7.    The role of pH measurements in modern oceanic CO2-system characterizations: Precision and thermodynamic consistency, Pages 411-429

Tonya D. Clayton, Robert H. Byrne, Jabe A. Breland, Richard A. Feely, Frank J. Millero, Douglas M. Campbell, Paulette P. Murphy and Marilyn F. Lamb

8.    Primary productivity and trace-metal contamination measurements from a clean rosette system versus ultra-clean Go-Flo bottles, Pages 431-440

Marta P. Sanderson, Craig N. Hunter, Steve E. Fitzwater, R. Michael Gordon and Richard T. Barber

9.    Phytoplankton photosynthesis parameters along 140W in the equatorial Pacific, Pages 441-463

Steven T. Lindley, Robert R. Bidigare and Richard T. Barber

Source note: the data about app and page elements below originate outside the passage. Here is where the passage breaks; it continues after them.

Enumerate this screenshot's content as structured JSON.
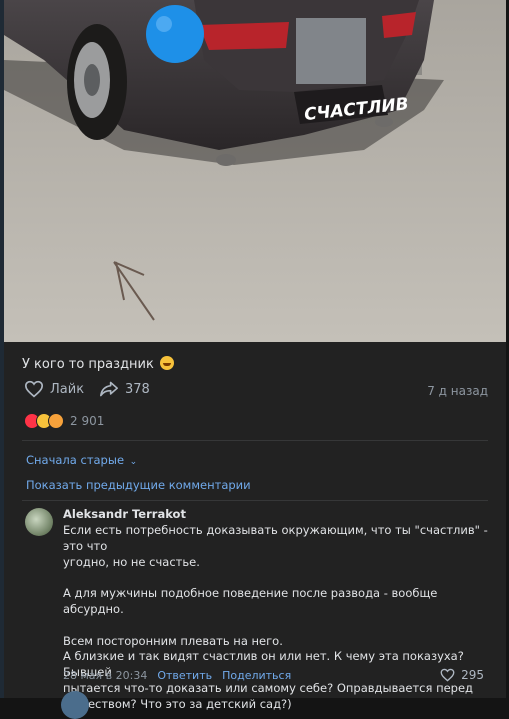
{
  "post": {
    "text": "У кого то праздник",
    "emoji": "grinning-face-emoji",
    "plate_text": "СЧАСТЛИВ",
    "like_label": "Лайк",
    "shares": "378",
    "time_ago": "7 д назад",
    "reactions_count": "2 901",
    "reactions": [
      "heart",
      "laughing",
      "heart-eyes"
    ]
  },
  "comments": {
    "sort_label": "Сначала старые",
    "show_previous": "Показать предыдущие комментарии",
    "items": [
      {
        "author": "Aleksandr Terrakot",
        "lines": [
          "Если есть потребность доказывать окружающим, что ты \"счастлив\" - это что",
          "угодно, но не счастье.",
          "",
          "А для мужчины подобное поведение после развода - вообще абсурдно.",
          "",
          "Всем посторонним плевать на него.",
          "А близкие и так видят счастлив он или нет. К чему эта показуха? Бывшей",
          "пытается что-то доказать или самому себе? Оправдывается перед",
          "обществом? Что это за детский сад?)"
        ],
        "date": "28 мая в 20:34",
        "reply_label": "Ответить",
        "share_label": "Поделиться",
        "likes": "295"
      }
    ]
  },
  "colors": {
    "background": "#141414",
    "card": "#222222",
    "link": "#71aaeb",
    "muted": "#8d96a0"
  }
}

10. The diel cycle in the integrated particle load in the equatorial Pacific: A comparison with primary production, Pages 465-477

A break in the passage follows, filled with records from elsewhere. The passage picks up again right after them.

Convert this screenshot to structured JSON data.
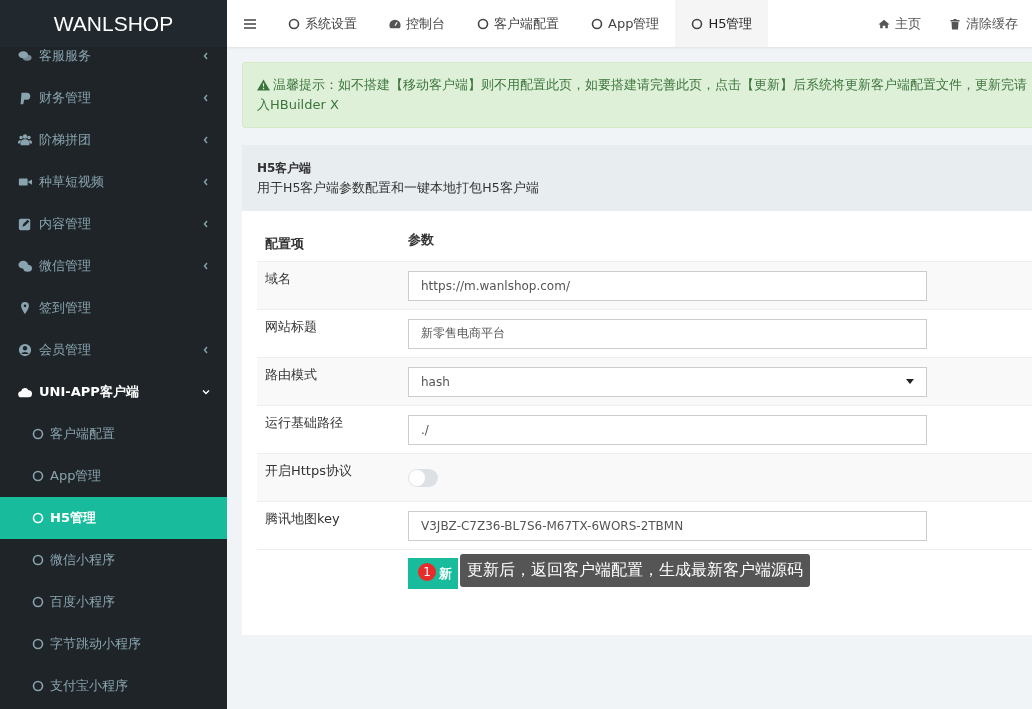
{
  "logo": "WANLSHOP",
  "sidebar": {
    "items": [
      {
        "label": "客服服务",
        "kind": "group",
        "expanded": false
      },
      {
        "label": "财务管理",
        "kind": "group",
        "expanded": false
      },
      {
        "label": "阶梯拼团",
        "kind": "group",
        "expanded": false
      },
      {
        "label": "种草短视频",
        "kind": "group",
        "expanded": false
      },
      {
        "label": "内容管理",
        "kind": "group",
        "expanded": false
      },
      {
        "label": "微信管理",
        "kind": "group",
        "expanded": false
      },
      {
        "label": "签到管理",
        "kind": "link"
      },
      {
        "label": "会员管理",
        "kind": "group",
        "expanded": false
      },
      {
        "label": "UNI-APP客户端",
        "kind": "group",
        "expanded": true,
        "children": [
          {
            "label": "客户端配置",
            "selected": false
          },
          {
            "label": "App管理",
            "selected": false
          },
          {
            "label": "H5管理",
            "selected": true
          },
          {
            "label": "微信小程序",
            "selected": false
          },
          {
            "label": "百度小程序",
            "selected": false
          },
          {
            "label": "字节跳动小程序",
            "selected": false
          },
          {
            "label": "支付宝小程序",
            "selected": false
          }
        ]
      }
    ]
  },
  "tabs": [
    {
      "label": "系统设置",
      "selected": false
    },
    {
      "label": "控制台",
      "selected": false
    },
    {
      "label": "客户端配置",
      "selected": false
    },
    {
      "label": "App管理",
      "selected": false
    },
    {
      "label": "H5管理",
      "selected": true
    }
  ],
  "top_links": [
    "主页",
    "清除缓存"
  ],
  "alert": {
    "lines": [
      "温馨提示：如不搭建【移动客户端】则不用配置此页，如要搭建请完善此页，点击【更新】后系统将更新客户端配置文件，更新完请",
      "入HBuilder X"
    ]
  },
  "panel": {
    "title": "H5客户端",
    "description": "用于H5客户端参数配置和一键本地打包H5客户端"
  },
  "table": {
    "columns": [
      "配置项",
      "参数"
    ],
    "rows": [
      {
        "label": "域名",
        "kind": "text",
        "value": "https://m.wanlshop.com/"
      },
      {
        "label": "网站标题",
        "kind": "text",
        "value": "新零售电商平台"
      },
      {
        "label": "路由模式",
        "kind": "select",
        "value": "hash"
      },
      {
        "label": "运行基础路径",
        "kind": "text",
        "value": "./"
      },
      {
        "label": "开启Https协议",
        "kind": "switch",
        "on": false
      },
      {
        "label": "腾讯地图key",
        "kind": "text",
        "value": "V3JBZ-C7Z36-BL7S6-M67TX-6WORS-2TBMN"
      }
    ]
  },
  "submit_button": {
    "label": "新",
    "badge": "1"
  },
  "tooltip": "更新后，返回客户端配置，生成最新客户端源码"
}
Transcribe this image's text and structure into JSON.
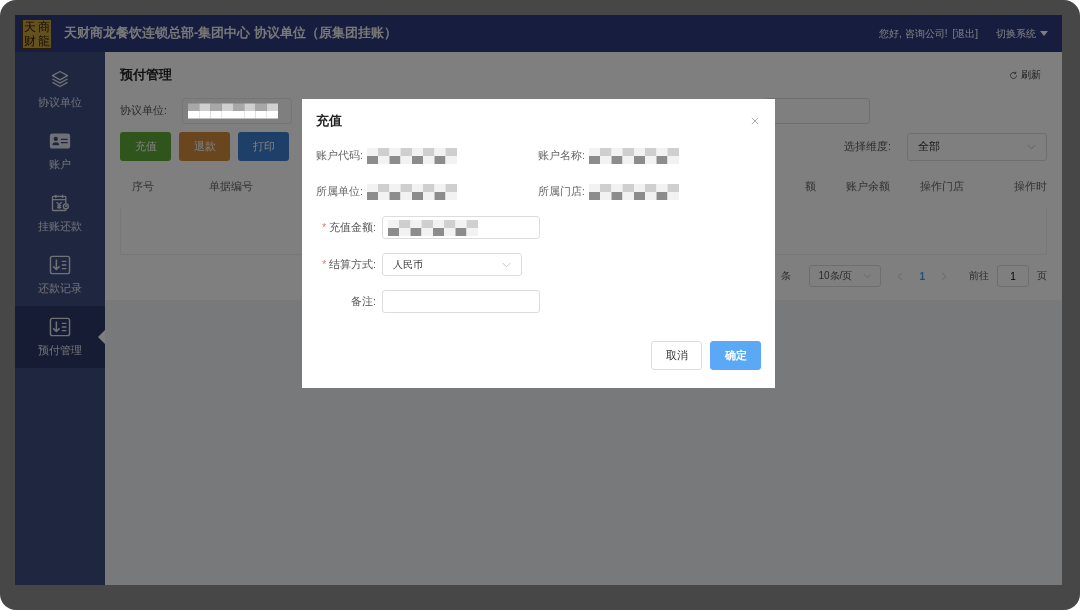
{
  "header": {
    "logo": [
      "天",
      "商",
      "财",
      "龍"
    ],
    "title": "天财商龙餐饮连锁总部-集团中心 协议单位（原集团挂账）",
    "greeting": "您好, 咨询公司!",
    "logout": "[退出]",
    "switch_system": "切换系统"
  },
  "sidebar": {
    "items": [
      {
        "label": "协议单位",
        "selected": false
      },
      {
        "label": "账户",
        "selected": false
      },
      {
        "label": "挂账还款",
        "selected": false
      },
      {
        "label": "还款记录",
        "selected": false
      },
      {
        "label": "预付管理",
        "selected": true
      }
    ]
  },
  "page": {
    "title": "预付管理",
    "refresh": "刷新",
    "filter": {
      "label": "协议单位:",
      "redacted": true
    },
    "buttons": [
      {
        "label": "充值",
        "kind": "success"
      },
      {
        "label": "退款",
        "kind": "warning"
      },
      {
        "label": "打印",
        "kind": "primary"
      }
    ],
    "dimension": {
      "label": "选择维度:",
      "value": "全部"
    },
    "table": {
      "columns_left": [
        "序号",
        "单据编号"
      ],
      "columns_right": [
        "额",
        "账户余额",
        "操作门店",
        "操作时"
      ]
    },
    "pagination": {
      "total_suffix": "条",
      "page_size": "10条/页",
      "current": "1",
      "goto_label": "前往",
      "goto_value": "1",
      "goto_suffix": "页"
    }
  },
  "dialog": {
    "title": "充值",
    "info": [
      {
        "label": "账户代码:",
        "redacted": true
      },
      {
        "label": "账户名称:",
        "redacted": true
      },
      {
        "label": "所属单位:",
        "redacted": true
      },
      {
        "label": "所属门店:",
        "redacted": true
      }
    ],
    "form": [
      {
        "label": "充值金额:",
        "kind": "input",
        "required_mark": "*",
        "redacted": true
      },
      {
        "label": "结算方式:",
        "kind": "select",
        "required_mark": "*",
        "value": "人民币"
      },
      {
        "label": "备注:",
        "kind": "input"
      }
    ],
    "buttons": [
      {
        "label": "取消",
        "primary": false
      },
      {
        "label": "确定",
        "primary": true
      }
    ]
  }
}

Ian D. Walsh, Pyo Chung Sung, Mary Jo Richardson and Wilford D. Gardner

11.   228Ra-derived nutrient budgets in the upper equatorial Pacific and the role of "new" silicate in limiting productivity, Pages 479-497

Ku Teh-Lung, Luo Shangde, Masashi Kusakabe and James K. B. Bishop

12. Plankton productivity and biomass in the western equatorial Pacific: Biological and physical controls, Pages 499-533

D. J. Mackey, J. Parslow, H. W. Higgins, F. B. Griffiths and J. E. O'Sullivan

13. Micro-phytoplankton of the equatorial Pacific: 140W meridianal transect during the 1992 El Niño, Pages 535-558

Irena Kaczmarska and Greta A. Fryxell

14. Micro-phytoplankton at the equatorial Pacific (140W) during the JGOFS EqPac Time Series studies: March to April and October 1992, Pages 559-583

J. L. Iriarte and G. A. Fryxell

15. Nanoplankton of the equatorial Pacific with emphasis on the heterotrophic protists, Pages 585-602

H. A. ThomsenN. Vørs, K. R. Buck, F. P. Chavez, W. Eikrem, L. E. Hansen and J. B. Østergaard

16. Biomass and biomass production of heterotrophic bacteria along 140W in the equatorial Pacific: Effect of temperature on the microbial loop, Pages 603-619

David L. Kirchman, James H. Rich and Richard T. Barber

17. Bacterioplankton dynamics in the equatorial Pacific during the 1992 El Niño, Pages 621-638

Hugh W. Ducklow, Helen L. Quinby and Craig A. Carlson

18. Dissolved organic carbon in the upper ocean of the central equatorial Pacific Ocean, 1992: Daily and finescale vertical variations, Pages 639-656

C. A. Carlson and H. W. Ducklow

19. Microzooplankton grazing in the central equatorial Pacific during February and August, 1992, Pages 657-671

John ConstantinouJulie KirshteinMichael R. Landry

20. Zooplankton variability on the equator at 140W during the JGOFS EqPac study, Pages 673-693

Michael R. Roman, Hans G. Dam, Anne L. Gauzens, Juanita Urban-Rich, David G. Foley and Tommy D. Dickey

21. Latitudinal variations in mesozooplankton grazing and metabolism in the central tropical Pacific during the U.S. JGOFS EqPac study, Pages 695-714

Zhang X., H. G. Dam, J. R. White and M. R. Roman

22. Latitudinal gradients in zooplankton biomass in the tropical Pacific at 140W during the JGOFS EqPac study: Effects of El Niño, Pages 715-733

Jacques R. White, Zhang Xinsheng, Leigh A. Welling, Michael R. Roman and Hans G. Dam

23. Mesozooplankton grazing and metabolism at the equator in the central Pacific: Implications for carbon and nitrogen fluxes, Pages 735-756

Hans G. Dam, Zhang Xinsheng, Mari Butler and Michael R. Roman

24. The oceanic mixed-layer pump, Pages 757-775

Wilford D. Gardner, Chung Sung Pyo, Mary Jo Richardson and Ian D. Walsh

25. Regional estimates of the export flux of particulate organic carbon derived from thorium-234 during the JGOFS EqPac program, Pages 777-804

Ken O. Buesseler, John A. Andrews, Mary C. Hartman, Rebecca Belastock and Chai Fei

26. Tracing particle cycling in the upper ocean with 230Th and 228Th: An investigation in the equatorial Pacific along 140W, Pages 805-829

Luo Shangde, Ku Teh-Lung, Masashi Kusakabe, James K. B. Bishop and Yang Yong-Liang

27. Export production of particles to the interior of the equatorial Pacific Ocean during the 1992 EqPac experiment, Pages 831-870

Susumu Honjo, Jack Dymond, Robert Collier and Steven J. Manganini

28. Early diagenesis of biogenic opal: Dissolution rates, kinetics, and paleoceanographic implications, Pages 871-903

James McManus, Douglas E. Hammond, William M. Berelson, Tammy E. Kilgore, David J. Demaster, Olivier G. Ragueneau and Robert W. Collier